Given data:
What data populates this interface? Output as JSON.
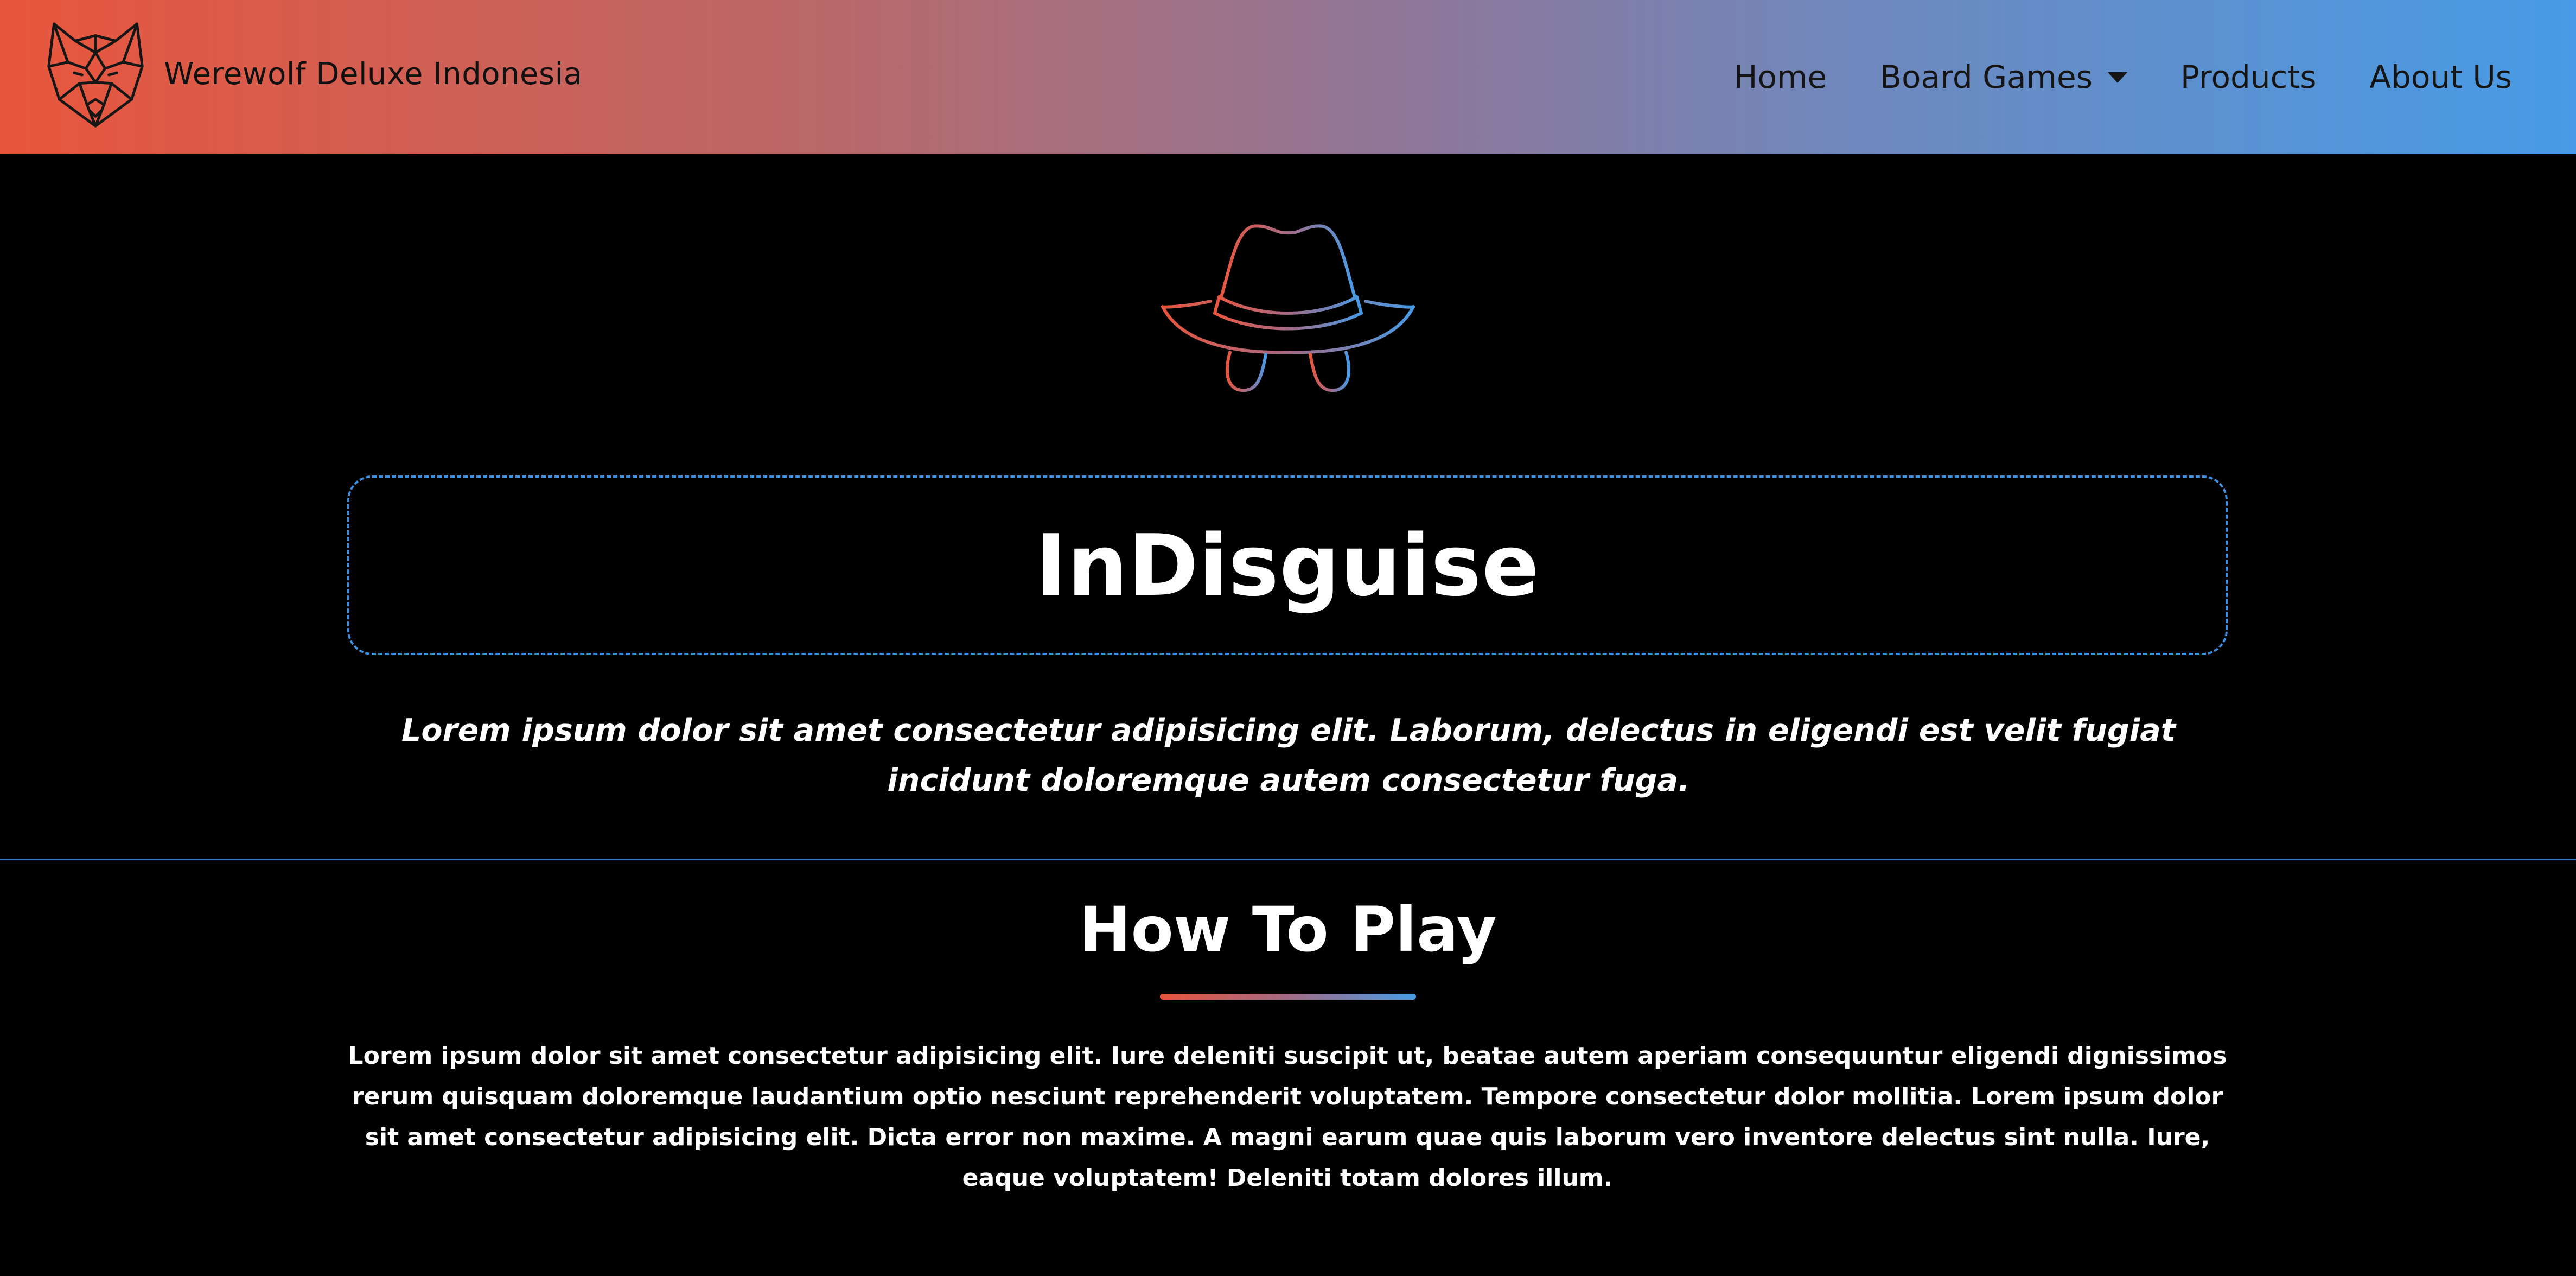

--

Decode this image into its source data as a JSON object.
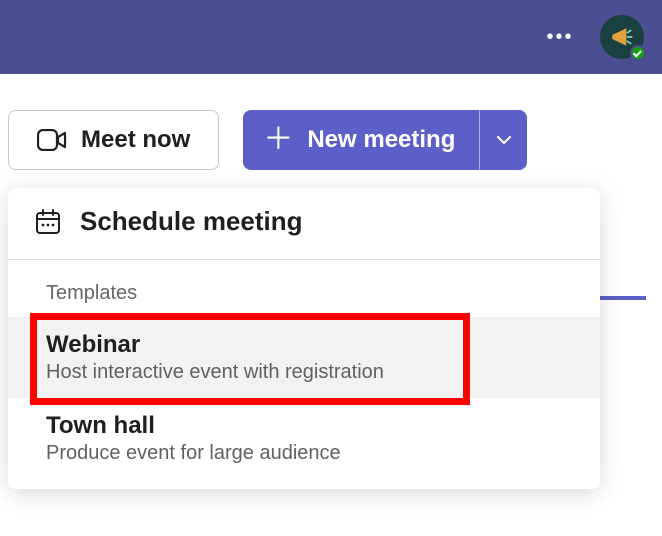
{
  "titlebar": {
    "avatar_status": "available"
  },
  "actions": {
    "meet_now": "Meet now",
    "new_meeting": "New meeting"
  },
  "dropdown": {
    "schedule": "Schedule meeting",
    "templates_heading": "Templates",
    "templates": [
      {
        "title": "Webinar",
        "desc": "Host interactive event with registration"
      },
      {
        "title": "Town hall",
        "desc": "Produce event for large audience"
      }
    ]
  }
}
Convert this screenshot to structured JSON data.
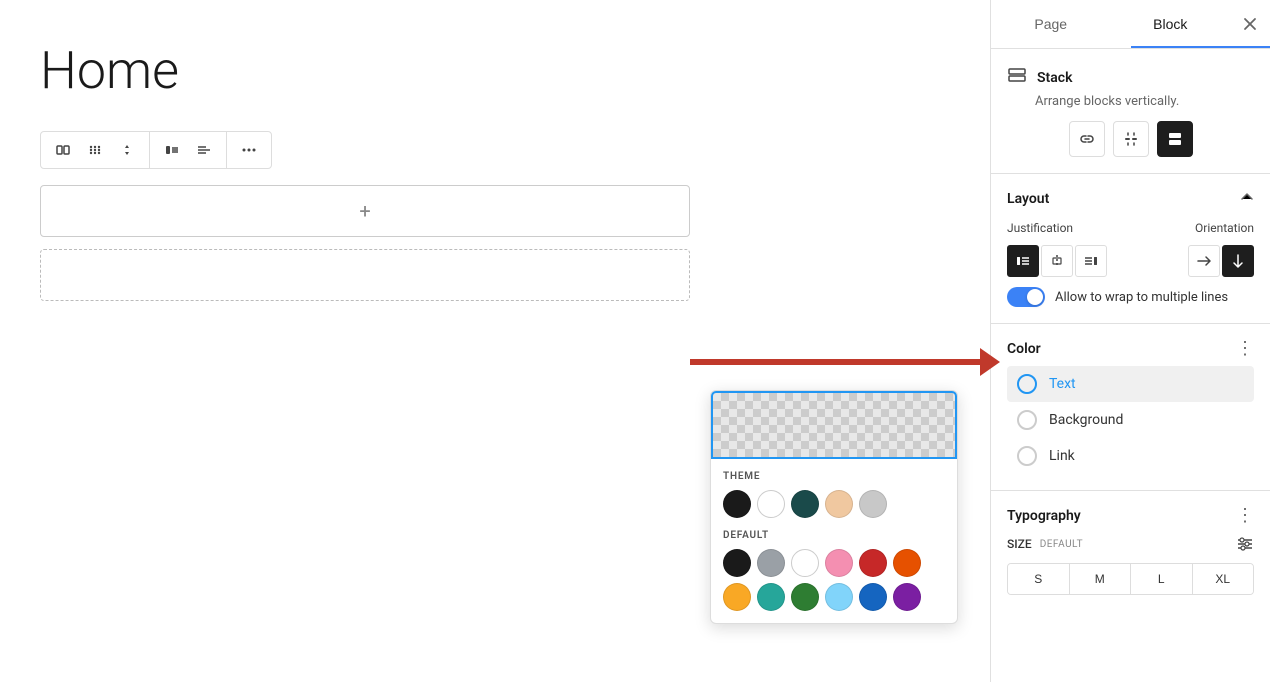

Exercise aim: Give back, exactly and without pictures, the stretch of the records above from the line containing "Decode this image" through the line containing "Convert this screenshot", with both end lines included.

Answer box:
Decode this image into its source data as a JSON object.
{
  "titlebar": {
    "avatar_status": "available"
  },
  "actions": {
    "meet_now": "Meet now",
    "new_meeting": "New meeting"
  },
  "dropdown": {
    "schedule": "Schedule meeting",
    "templates_heading": "Templates",
    "templates": [
      {
        "title": "Webinar",
        "desc": "Host interactive event with registration"
      },
      {
        "title": "Town hall",
        "desc": "Produce event for large audience"
      }
    ]
  }
}
Convert this screenshot to structured JSON data.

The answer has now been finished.